Update January 19: Just ran across this article on how Salmonella gets into peanut butter in the first place. The usual way: animal feces. Roasting the peanuts should kill Salmonella, so the contamination must have occurred later. Did the factory have a HACCP plan in place? If so, they must not have been paying much attention to it.
Update January 20: Add Cliff and Luna bars to the list.
The National Center for Complementary and Alternative Medicine has released its annual statistics on use of such therapies. I love the definitions: complementary therapies are used along with conventional medicine; alternative is in place of, and integrative uses both. And here’s what everyone is using:
Thanks to Robyn O’Brien of AllergyKids.com for telling me about CREW (Citizens for Responsibility and Ethics in Washington) and its website devoted to exposing Richard Berman (www.bermanexposed.org) and the various nefarious activities of his Center for Consumer Freedom. The Center is set up in a way that allows it to keep its clients secret. This allows groups like the National Restaurant Association to pretend they are interested in public health while supporting the Center’s attack-dog tactics against critics (like me and others – see previous posts). A source of information about this group is most welcome.
Update September 13, 2009: By this time, I suppose everyone has seen the open letter written by Rick Berman’s son, David, formerly with the Indie rock group Silver Jews. Dated January 19, 2008, it is titled “My father, my attack dog.” It begins, “Now that the Joos are over I can tell you my gravest secret. Worse than suicide, worse than crack addiction: My father.” A heartbreak.
Update June 24, 2010: PR Watch has a feature on Rick Berman.
The National Center for Health Statistics, which tracks such things, reports that the percentage of Americans defined as obese now exceeds the percent who are just overweight, 34% as opposed to just under 33%. This means that while the prevalence of obesity (BMI >30) has doubled since 1980, the prevalence of overweight (BMI 25-29) has stayed about the same. The big are getting bigger. Some overweight people are moving into the obese category. And their places are filled by the formerly non-obese. It doesn’t look like this problem is going to go away soon.
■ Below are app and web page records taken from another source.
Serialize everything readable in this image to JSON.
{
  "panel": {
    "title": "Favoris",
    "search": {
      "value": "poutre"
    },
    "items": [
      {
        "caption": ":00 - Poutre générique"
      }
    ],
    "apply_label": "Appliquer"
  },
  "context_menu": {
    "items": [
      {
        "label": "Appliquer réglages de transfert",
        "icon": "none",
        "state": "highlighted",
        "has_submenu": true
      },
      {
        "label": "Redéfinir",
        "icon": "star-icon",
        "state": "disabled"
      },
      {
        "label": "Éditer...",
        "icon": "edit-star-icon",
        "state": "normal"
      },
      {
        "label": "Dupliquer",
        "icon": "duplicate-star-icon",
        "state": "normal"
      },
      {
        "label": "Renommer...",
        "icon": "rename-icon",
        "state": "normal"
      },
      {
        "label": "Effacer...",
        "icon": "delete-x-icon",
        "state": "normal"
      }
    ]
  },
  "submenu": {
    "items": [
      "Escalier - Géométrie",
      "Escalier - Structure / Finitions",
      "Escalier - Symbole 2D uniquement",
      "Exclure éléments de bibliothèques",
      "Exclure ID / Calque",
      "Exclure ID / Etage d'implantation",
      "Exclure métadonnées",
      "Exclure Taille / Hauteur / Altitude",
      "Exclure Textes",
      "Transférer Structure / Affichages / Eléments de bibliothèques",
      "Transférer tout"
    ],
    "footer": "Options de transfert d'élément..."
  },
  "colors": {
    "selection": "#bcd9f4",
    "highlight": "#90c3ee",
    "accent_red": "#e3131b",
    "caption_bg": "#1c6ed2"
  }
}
This time it’s Sara Lee, which has just introduced yet another scheme for showing off how nutritious its products are. Thanks to FoodEducate for alerting me to this one and also for this site’s excellent history of such schemes from 1862 to now. All of these schemes can be manipulated so the packaged foods look like they contain more nutrients than real foods. FDA: take this on, please.
Update January 15: And now Jewel-Osco stores join the party. I’d say this has gotten completely out of hand.
Update January 17: Add Nutrition IQ from the Supervalu supermarket chain to the list.
More reading catch up: the November 2008 issue of the journal, Agricultural Economics, has a collection of academic analyses of the causes and effects of rising food prices. These authors blame the world food crisis on weak monetary policies, demand for food as biofuel, and restrictive trade policies. Others may disagree but whatever the causes, the consequences are unlikely to be good.
The USDA has a new report out analyzing the effects of a 10% subsidy on fruits and vegetables. This, its economists say, would increase consumption a little, but not enough to meet recommendations and the cost would be hundreds of millions of dollars a year. Does this mean that lowering the cost of F&V isn’t worth the trouble? Why am I not convinced by this argument?